Research Project: Technologies for Improving Process Efficiencies in Biomass Refineries

Location: Bioenergy Research

Title: Cellulosic ethanol potential of feedstocks grown on marginal land

Author
item Kim, Sun Min - UNIVERSITY OF ILLINOIS
item Lee, D.k. - UNIVERSITY OF ILLINOIS
item Thapa, Santanu - UNIVERSITY OF ILLINOIS
item Dien, Bruce
item Tumbleson, M.e. - UNIVERSITY OF ILLINOIS
item Rausch, Kent - UNIVERSITY OF ILLINOIS
item Singh, Vijay - UNIVERSITY OF ILLINOIS

Submitted to: American Society of Agricultural and Biological Engineers
Publication Type: Peer Reviewed Journal
Publication Acceptance Date: 10/1/2018
Publication Date: 12/1/2018
Citation: Kim, S.M, Lee, D., Thapa, S., Dien, B.S., Tumbleson, M.E., Rausch, K.D., Singh, V. 2018. Cellulosic ethanol potential of feedstocks grown on marginal land. American Society of Agricultural and Biological Engineers. 61(6):1775-1782. https://doi.org/10.13031/trans.12945.
DOI: https://doi.org/10.13031/trans.12945

Interpretive Summary: Minimizing the effects of land use changes is important to ensure that production of grass perennials for use in bioenergy production is beneficial. In this study two native grasses were evaluated on waterlogged, saline, and saline water irrigated lands, which would be unsuitable for production of annual crops. The native grasses were cord grass and switchgrass. Harvested biomass was evaluated for chemical composition and fermentative conversion to ethanol. Carbohydrate contents are particularly important because they directly determine the maximum possible ethanol yields. They tended to be similar for waterlogged and saline grown crops and quite a bit lower for saline water irrigated plants. As expected, ash content was 2-3x higher for saline water irrigated plants than for the other plants. Harvested biomass was higher for waterlogged plants with the exception of swtichgrass grown on saline water irrigated lands, which had the highest yield of all. Ethanol productions from waterlogged and saline lands were 2,000 to 3,700 kg/ha, which were comparable to those of samples grown on other agricultural lands. This study suggests that farmers might have the option of bringing these undesirable lands into production for biomass production.

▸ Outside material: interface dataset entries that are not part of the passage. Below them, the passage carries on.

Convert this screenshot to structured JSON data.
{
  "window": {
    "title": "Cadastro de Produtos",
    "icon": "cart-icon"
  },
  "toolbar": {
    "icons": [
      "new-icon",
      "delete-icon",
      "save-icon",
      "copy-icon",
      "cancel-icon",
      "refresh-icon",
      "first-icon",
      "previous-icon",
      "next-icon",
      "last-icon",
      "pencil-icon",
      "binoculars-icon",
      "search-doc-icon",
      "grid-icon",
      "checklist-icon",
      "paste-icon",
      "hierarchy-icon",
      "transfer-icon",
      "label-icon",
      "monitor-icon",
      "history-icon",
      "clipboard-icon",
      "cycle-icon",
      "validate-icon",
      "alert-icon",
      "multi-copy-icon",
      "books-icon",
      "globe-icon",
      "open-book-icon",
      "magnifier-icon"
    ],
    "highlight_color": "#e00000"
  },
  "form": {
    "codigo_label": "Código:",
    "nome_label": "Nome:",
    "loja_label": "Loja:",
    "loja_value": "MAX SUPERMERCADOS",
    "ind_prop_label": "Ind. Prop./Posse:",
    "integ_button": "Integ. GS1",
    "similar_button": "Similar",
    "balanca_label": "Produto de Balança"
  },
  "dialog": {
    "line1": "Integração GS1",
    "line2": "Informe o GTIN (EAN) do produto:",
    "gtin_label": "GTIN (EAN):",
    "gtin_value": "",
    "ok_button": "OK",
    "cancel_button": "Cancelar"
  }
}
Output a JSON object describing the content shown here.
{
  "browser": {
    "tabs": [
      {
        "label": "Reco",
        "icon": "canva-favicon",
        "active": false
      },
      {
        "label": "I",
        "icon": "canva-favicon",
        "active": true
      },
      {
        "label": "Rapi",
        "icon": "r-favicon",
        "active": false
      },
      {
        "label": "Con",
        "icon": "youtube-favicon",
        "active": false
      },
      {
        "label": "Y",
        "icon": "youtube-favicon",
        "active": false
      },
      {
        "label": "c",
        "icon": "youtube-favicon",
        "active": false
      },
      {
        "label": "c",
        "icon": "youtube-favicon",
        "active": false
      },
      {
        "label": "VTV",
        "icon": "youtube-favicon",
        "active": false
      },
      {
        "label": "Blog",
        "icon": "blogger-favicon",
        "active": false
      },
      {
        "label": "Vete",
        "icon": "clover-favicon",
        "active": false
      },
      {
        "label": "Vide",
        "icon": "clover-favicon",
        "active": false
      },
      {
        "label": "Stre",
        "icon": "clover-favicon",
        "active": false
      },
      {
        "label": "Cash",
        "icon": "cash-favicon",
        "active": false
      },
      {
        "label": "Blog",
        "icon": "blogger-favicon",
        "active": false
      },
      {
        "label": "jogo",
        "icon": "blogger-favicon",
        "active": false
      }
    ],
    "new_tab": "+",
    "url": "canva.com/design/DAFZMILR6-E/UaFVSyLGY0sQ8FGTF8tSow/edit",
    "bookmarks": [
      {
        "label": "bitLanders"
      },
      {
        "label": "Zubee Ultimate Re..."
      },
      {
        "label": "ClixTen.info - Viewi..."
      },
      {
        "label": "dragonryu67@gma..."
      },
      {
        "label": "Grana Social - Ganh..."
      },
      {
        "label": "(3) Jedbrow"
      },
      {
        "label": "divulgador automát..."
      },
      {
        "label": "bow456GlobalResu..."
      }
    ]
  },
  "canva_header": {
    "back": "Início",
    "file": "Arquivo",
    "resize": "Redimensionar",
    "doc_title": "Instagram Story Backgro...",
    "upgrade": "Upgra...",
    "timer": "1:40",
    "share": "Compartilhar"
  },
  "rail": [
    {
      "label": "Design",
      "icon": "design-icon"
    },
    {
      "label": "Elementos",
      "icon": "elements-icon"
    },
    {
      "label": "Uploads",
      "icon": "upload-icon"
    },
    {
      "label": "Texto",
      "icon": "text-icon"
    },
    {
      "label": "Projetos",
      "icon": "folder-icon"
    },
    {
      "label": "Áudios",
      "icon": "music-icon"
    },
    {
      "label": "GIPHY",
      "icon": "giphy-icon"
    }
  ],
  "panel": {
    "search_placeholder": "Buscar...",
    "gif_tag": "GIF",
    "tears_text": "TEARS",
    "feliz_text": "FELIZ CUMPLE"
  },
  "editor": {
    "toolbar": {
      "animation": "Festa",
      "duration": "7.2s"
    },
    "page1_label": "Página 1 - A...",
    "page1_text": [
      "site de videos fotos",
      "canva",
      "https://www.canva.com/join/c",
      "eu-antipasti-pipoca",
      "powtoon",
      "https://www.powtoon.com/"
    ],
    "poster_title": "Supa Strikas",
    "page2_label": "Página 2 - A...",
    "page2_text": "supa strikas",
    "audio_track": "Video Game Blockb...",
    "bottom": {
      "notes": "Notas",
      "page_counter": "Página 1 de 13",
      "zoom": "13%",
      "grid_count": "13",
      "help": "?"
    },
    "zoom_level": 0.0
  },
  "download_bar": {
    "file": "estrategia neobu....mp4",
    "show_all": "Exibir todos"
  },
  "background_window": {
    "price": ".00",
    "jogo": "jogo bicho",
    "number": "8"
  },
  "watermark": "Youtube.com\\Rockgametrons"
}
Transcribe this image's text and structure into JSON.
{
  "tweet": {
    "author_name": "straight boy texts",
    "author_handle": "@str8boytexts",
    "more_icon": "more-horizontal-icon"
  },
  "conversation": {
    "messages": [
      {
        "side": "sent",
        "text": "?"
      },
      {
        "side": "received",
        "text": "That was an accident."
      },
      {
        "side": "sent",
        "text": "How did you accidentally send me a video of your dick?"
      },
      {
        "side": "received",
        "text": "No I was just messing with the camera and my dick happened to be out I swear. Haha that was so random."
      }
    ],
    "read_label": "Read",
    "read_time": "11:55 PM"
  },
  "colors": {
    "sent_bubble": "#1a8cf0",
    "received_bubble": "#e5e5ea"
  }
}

Technical Abstract: To examine chemical composition and ethanol production of feedstocks grown on marginal lands, prairie cordgrass and switchgrass grown on waterlogged, saline, and saline water irrigated lands were evaluated. Samples grown on a land irrigated with saline water had 2.8 fold higher total ash content compared to other types of land, thus resulting in lower carbohydrate concentrations. Samples were pretreated using 1% w/w dilute acid at 160°C for 10 min, and simultaneous saccharification and co-fermentation was conducted using industrial engineered Saccharomyces cerevisiae. Yeast fermented glucose and xylose simultaneously; almost all of the sugars were consumed, indicating that salts present in biomass ash did not inhibit yeast performance. Ethanol productions from waterlogged and saline lands were 2,000 to 3,700 kg/ha, which were comparable to those of samples grown on other agricultural lands. Prairie cordgrass and switchgrass grown on marginal lands could be potential feedstocks for cellulosic biofuel.